One of the most difficult things about doing animal cognition research is that it’s impossible to get reflective feedback from animals. We can’t ask them, “What strategy did you use to figure out this problem?” or “Why did you come up with this particular answer?” This kind of feedback could be useful because, in addition to investigating whether an animal possesses a particular cognitive ability, researchers must also verify that the ability that an animal appears to demonstrate actually is the ability in question.
Perhaps the most famous example of the importance of this is the case of Clever Hans. In the early 1900s, a teacher named Wilhelm von Osten claimed to have taught his horse, Clever Hans, to do arithmetic and tell time, among other cognitive tasks. von Osten would pose a problem to Clever Hans, who would then tap out the answer with his hoof. The pair traveled around their native Germany, exhibiting Clever Hans’s “abilities”.
Eventually a psychologist, Oskar Pfungst, decided to study Clever Hans. Pfungst found that Clever Hans didn’t possess any of his purported abilities; rather, he relied solely on the body language of von Osten and the audiences he performed for. As Clever Hans’s taps approached the correct answer, the postures of the people around him got tenser and tenser. When he reached the correct answer, the tension was released, visibly changing the peoples’ postures. Clever Hans had learned to stop tapping when he saw this change (which really is clever, just not in the way von Osten thought). Pfungst found that Clever Hans was nowhere near accurate when he couldn’t see anyone as he answered, or when the people around him didn’t know the answer to the question.

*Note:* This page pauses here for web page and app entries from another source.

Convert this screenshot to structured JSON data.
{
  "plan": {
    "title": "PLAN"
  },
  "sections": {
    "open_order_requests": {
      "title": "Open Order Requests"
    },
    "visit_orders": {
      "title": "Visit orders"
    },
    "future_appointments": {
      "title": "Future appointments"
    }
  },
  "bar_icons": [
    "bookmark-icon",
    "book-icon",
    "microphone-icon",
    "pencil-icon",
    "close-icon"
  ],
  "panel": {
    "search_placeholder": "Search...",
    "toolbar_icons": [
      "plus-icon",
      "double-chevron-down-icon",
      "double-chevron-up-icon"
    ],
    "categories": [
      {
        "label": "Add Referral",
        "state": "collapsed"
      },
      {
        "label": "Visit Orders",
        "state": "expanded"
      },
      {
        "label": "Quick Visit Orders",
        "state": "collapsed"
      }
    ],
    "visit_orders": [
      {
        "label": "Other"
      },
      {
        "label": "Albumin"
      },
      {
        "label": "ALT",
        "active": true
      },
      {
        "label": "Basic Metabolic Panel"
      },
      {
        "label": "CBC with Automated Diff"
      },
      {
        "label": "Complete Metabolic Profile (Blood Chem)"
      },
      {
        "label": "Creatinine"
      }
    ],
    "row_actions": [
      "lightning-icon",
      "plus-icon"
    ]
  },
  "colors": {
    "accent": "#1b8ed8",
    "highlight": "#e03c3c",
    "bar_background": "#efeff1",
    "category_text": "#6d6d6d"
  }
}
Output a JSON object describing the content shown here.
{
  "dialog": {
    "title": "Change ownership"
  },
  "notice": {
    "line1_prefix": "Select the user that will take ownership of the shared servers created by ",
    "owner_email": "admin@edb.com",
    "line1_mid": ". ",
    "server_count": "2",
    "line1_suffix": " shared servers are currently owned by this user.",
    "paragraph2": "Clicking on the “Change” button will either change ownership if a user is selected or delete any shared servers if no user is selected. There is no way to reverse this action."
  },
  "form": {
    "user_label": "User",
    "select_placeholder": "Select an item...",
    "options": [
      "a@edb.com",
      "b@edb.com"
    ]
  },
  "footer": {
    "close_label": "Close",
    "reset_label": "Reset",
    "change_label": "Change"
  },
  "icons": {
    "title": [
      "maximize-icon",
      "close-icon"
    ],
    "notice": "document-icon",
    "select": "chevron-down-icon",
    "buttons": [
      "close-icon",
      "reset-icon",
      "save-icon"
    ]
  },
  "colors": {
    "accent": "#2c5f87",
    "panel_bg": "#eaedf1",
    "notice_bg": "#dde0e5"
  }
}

Pfungst took his study a step further by investigating whether humans could respond to body language in the same way as Clever Hans. First, he asked subjects to think of a number, which he would then guess by tapping out the answer. Pfungst found that he was much more accurate than chance, even though he only relied on the body language of the subjects. Moreover, when Pfungst and the subjects switched roles, the subjects were also much more accurate than chance when guessing Pfungst’s number. Knowing what he did about body language, Pfungst attempted to remain as still as possible, but he still made involuntary movements that cued the subjects.
This phenomenon, where an experimenter’s involuntary cues influence a subject’s performance, became known as the Clever Hans Effect (or, more generally, the Observer-Expectancy Effect), and has greatly influenced how we design experiments involving both animals and humans. Some ways to prevent the Clever Hans Effect are for the experimenter to be unaware of the correct answers (a “double-blind” study), or to have the experimenter hidden out of sight of the subject. Either way, the experimenter is unable to inadvertently cue the subject to the correct answer.
While the Clever Hans case warns us specifically of the possibility of experimenters cueing subjects, it also shows the general importance of confirming that subjects are actually demonstrating the ability you’re studying, rather than relying on other cues or strategies. This is especially important when working with animals, since we can’t just ask them to describe their cognitive strategies.
Thanks to Project Gutenberg, Pfungst’s original (translated) paper is available for free online. It looks long, but it’s very interesting and readable.
I’ll continue this short series on experimental design next week with a look at how different training procedures can lead to different results. Plus, our first paper about seal cognition!
Pfungst, Oskar. Clever Hans:(the horse of Mr. Von Osten.) a contribution to experimental animal and human psychology. Holt, Rinehart and Winston, 1911.